**TASK OBJECTIVE**
Determine the number of lines in these entries that hold the word "name". Give the number and nothing more.

**DATA**
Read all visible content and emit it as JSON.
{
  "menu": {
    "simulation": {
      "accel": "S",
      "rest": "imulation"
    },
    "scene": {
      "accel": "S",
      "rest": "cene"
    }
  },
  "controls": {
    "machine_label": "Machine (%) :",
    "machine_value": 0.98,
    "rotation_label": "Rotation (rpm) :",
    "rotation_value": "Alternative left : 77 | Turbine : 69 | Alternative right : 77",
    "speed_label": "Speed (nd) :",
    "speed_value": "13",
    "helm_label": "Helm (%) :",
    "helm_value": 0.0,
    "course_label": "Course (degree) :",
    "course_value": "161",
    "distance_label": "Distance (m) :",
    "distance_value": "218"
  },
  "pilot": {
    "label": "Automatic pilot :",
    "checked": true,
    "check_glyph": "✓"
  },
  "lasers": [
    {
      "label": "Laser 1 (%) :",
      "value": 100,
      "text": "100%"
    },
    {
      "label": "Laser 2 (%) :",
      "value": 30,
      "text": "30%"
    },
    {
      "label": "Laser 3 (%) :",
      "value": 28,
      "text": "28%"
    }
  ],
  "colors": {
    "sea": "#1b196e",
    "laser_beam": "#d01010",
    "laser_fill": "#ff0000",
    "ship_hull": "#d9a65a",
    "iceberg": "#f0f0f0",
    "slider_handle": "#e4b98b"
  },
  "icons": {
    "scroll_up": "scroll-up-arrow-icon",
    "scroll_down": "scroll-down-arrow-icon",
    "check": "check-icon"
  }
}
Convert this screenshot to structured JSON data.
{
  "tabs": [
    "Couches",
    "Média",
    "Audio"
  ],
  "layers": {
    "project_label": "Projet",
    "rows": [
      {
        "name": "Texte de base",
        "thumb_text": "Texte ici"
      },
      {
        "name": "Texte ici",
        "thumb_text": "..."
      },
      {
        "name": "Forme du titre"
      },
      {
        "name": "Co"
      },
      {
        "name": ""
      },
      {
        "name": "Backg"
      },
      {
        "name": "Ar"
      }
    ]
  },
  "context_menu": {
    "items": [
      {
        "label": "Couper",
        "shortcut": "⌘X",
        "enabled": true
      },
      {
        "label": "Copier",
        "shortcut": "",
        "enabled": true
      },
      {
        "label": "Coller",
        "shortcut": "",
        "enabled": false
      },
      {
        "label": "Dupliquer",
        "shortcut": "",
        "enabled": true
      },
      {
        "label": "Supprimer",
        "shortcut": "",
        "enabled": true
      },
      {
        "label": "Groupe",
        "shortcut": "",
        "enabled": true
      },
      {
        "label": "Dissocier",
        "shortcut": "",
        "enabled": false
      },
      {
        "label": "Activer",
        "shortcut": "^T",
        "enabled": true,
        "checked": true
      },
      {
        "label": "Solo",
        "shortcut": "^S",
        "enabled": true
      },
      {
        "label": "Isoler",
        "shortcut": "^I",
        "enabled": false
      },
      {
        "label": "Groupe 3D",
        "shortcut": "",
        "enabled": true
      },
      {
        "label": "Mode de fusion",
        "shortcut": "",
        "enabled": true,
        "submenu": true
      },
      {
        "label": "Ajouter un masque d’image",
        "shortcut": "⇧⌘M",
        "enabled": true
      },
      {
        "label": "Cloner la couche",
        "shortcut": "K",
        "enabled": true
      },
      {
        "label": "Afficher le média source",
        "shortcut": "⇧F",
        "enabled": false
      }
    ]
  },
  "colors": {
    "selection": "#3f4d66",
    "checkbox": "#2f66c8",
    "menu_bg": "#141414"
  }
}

**EXPECTED ANSWER**
7